Available data: Begin

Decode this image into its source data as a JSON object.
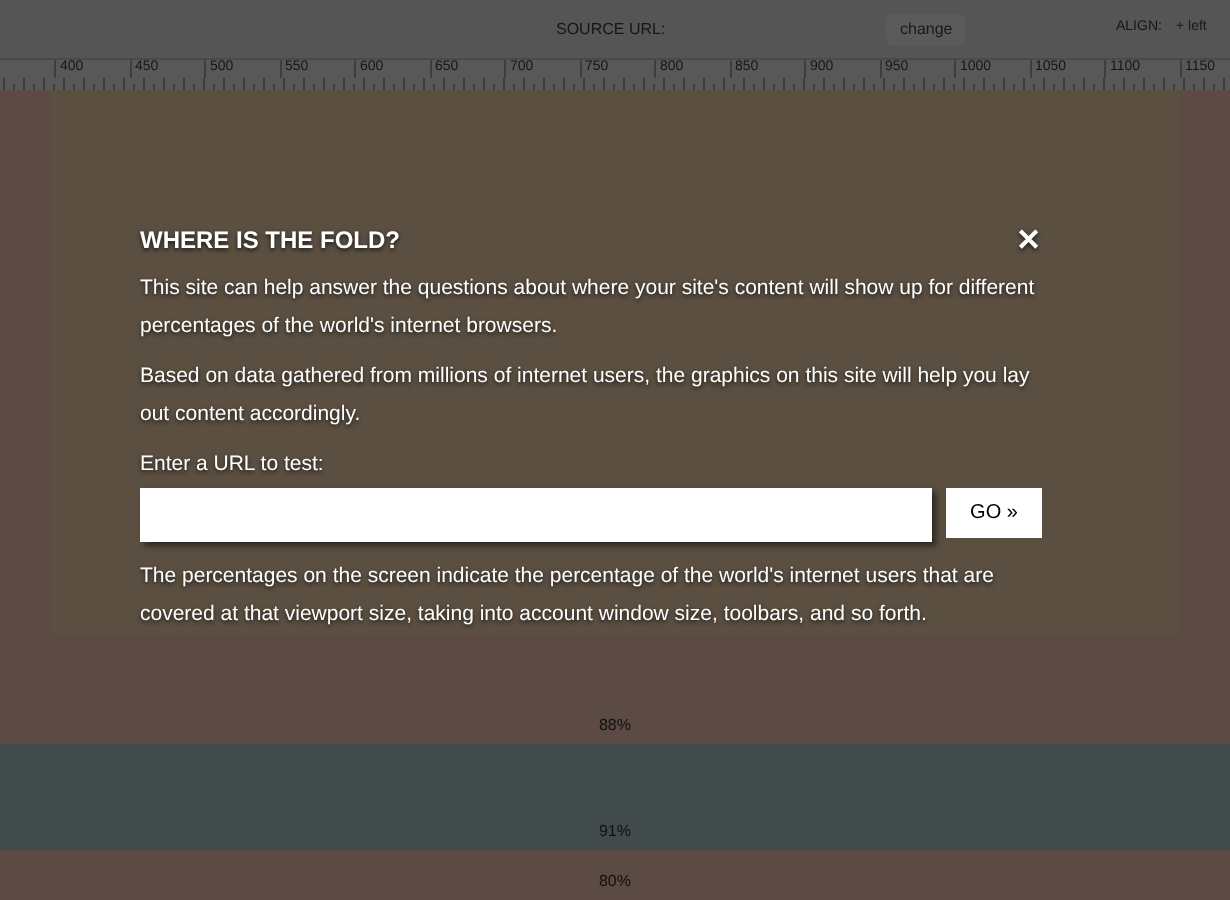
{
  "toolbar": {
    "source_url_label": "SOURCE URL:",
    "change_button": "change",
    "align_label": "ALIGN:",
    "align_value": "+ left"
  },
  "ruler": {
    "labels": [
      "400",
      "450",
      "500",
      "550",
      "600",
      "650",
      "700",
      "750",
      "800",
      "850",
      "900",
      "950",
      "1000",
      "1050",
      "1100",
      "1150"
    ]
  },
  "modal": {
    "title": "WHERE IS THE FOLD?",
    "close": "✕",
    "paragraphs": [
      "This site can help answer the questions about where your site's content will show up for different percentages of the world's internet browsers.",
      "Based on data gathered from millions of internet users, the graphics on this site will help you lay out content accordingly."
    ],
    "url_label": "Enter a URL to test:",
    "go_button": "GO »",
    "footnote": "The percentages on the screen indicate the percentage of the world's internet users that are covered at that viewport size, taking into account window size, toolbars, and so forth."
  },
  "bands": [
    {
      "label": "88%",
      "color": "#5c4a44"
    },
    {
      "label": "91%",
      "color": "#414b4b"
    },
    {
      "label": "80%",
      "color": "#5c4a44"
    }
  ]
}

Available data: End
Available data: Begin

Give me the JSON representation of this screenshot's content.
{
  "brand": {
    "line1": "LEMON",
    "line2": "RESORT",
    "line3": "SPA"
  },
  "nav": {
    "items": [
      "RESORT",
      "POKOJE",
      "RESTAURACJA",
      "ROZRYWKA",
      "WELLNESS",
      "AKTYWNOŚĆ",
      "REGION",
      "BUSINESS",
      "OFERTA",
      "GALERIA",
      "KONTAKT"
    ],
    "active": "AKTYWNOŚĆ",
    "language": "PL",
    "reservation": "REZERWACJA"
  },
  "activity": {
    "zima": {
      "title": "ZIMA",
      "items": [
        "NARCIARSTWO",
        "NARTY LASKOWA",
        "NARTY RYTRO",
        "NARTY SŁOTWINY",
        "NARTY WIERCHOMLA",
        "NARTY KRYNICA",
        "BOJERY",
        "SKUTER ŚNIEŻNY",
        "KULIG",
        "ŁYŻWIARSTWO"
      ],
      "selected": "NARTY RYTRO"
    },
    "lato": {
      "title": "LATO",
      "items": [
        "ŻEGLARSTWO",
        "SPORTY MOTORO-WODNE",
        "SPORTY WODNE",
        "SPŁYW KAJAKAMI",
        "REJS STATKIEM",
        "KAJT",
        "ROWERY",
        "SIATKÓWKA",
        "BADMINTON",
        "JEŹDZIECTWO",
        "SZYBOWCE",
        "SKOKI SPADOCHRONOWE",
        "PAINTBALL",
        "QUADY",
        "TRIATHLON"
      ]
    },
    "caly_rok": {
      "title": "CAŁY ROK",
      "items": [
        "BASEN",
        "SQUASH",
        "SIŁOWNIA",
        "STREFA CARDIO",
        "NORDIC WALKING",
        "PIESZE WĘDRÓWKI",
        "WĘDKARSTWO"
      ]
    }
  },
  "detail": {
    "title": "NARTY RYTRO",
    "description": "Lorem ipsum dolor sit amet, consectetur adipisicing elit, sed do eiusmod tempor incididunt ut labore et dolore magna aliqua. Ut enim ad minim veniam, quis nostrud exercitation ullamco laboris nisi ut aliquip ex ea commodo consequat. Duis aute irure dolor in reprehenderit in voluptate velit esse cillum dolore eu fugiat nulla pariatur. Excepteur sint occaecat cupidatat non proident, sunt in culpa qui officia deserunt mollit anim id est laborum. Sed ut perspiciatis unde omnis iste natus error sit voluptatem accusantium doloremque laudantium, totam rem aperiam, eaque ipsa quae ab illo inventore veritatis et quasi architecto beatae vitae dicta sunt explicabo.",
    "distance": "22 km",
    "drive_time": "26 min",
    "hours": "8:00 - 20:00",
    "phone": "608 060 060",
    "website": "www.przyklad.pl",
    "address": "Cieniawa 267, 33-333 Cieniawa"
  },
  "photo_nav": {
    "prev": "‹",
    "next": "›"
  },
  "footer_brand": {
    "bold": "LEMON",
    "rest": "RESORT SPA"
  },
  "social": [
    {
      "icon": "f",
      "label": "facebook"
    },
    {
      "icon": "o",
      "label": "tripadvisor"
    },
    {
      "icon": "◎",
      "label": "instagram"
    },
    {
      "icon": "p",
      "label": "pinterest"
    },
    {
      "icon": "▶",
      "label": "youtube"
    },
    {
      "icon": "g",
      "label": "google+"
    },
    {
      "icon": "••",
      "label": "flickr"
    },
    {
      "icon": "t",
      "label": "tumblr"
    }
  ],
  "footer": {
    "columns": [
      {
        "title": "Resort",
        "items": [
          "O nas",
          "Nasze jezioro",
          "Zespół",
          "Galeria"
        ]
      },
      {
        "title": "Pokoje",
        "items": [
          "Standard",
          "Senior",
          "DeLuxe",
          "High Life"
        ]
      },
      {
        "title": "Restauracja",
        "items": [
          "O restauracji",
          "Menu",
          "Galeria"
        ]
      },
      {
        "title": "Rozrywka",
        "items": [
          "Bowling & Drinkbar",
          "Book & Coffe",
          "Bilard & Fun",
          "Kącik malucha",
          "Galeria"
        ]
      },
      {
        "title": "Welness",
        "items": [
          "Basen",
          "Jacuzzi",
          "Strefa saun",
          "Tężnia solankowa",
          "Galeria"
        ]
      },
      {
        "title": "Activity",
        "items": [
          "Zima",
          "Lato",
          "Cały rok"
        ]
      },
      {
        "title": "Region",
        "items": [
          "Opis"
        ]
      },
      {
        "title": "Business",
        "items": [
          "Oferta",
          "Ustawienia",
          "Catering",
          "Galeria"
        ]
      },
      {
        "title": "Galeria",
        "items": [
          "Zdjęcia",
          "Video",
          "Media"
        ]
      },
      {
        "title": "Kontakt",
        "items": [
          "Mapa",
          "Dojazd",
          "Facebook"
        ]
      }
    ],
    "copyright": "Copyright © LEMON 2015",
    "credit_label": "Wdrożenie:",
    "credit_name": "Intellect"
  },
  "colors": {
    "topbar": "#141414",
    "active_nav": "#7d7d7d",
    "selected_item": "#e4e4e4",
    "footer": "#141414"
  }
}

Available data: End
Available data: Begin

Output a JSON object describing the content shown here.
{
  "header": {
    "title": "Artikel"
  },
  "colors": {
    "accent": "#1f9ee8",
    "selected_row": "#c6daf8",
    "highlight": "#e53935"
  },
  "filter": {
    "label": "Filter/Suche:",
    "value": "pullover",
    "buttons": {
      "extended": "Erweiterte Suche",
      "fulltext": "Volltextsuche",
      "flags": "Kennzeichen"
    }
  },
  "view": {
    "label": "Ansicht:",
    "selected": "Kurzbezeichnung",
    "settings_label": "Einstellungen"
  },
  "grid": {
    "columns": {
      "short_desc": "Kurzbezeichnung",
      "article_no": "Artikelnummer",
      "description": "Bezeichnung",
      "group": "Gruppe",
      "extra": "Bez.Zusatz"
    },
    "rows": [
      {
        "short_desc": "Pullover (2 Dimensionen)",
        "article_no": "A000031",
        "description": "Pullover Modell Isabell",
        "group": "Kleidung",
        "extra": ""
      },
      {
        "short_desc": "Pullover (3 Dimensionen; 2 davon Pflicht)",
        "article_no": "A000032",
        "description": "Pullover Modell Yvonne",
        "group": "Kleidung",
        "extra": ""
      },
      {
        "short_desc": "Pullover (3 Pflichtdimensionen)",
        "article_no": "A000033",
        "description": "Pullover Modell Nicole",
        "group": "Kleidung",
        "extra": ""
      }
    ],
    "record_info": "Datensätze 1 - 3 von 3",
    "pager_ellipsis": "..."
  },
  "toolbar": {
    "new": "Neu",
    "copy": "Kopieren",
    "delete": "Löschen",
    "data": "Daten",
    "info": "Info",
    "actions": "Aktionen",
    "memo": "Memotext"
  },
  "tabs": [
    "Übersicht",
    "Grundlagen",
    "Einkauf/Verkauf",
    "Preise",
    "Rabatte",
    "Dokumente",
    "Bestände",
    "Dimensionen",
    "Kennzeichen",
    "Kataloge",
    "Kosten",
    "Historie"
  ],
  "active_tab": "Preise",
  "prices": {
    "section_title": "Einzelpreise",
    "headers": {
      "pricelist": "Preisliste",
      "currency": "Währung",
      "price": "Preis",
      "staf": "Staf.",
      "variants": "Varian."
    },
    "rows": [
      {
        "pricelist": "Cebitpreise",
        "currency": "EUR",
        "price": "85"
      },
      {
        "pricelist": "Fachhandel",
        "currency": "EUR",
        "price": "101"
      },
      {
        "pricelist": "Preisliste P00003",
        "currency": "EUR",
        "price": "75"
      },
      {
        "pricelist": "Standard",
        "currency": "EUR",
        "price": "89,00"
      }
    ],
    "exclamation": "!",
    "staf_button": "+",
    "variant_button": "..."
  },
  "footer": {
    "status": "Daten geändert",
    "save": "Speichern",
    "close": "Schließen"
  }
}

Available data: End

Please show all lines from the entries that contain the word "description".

- **Response area**
    "description": "Lorem ipsum dolor sit amet, consectetur adipisicing elit, sed do eiusmod tempor incididunt ut labore et dolore magna aliqua. Ut enim ad minim veniam, quis nostrud exercitation ullamco laboris nisi ut aliquip ex ea commodo consequat. Duis aute irure dolor in reprehenderit in voluptate velit esse cillum dolore eu fugiat nulla pariatur. Excepteur sint occaecat cupidatat non proident, sunt in culpa qui officia deserunt mollit anim id est laborum. Sed ut perspiciatis unde omnis iste natus error sit voluptatem accusantium doloremque laudantium, totam rem aperiam, eaque ipsa quae ab illo inventore veritatis et quasi architecto beatae vitae dicta sunt explicabo.",
      "description": "Bezeichnung",
        "description": "Pullover Modell Isabell",
        "description": "Pullover Modell Yvonne",
        "description": "Pullover Modell Nicole",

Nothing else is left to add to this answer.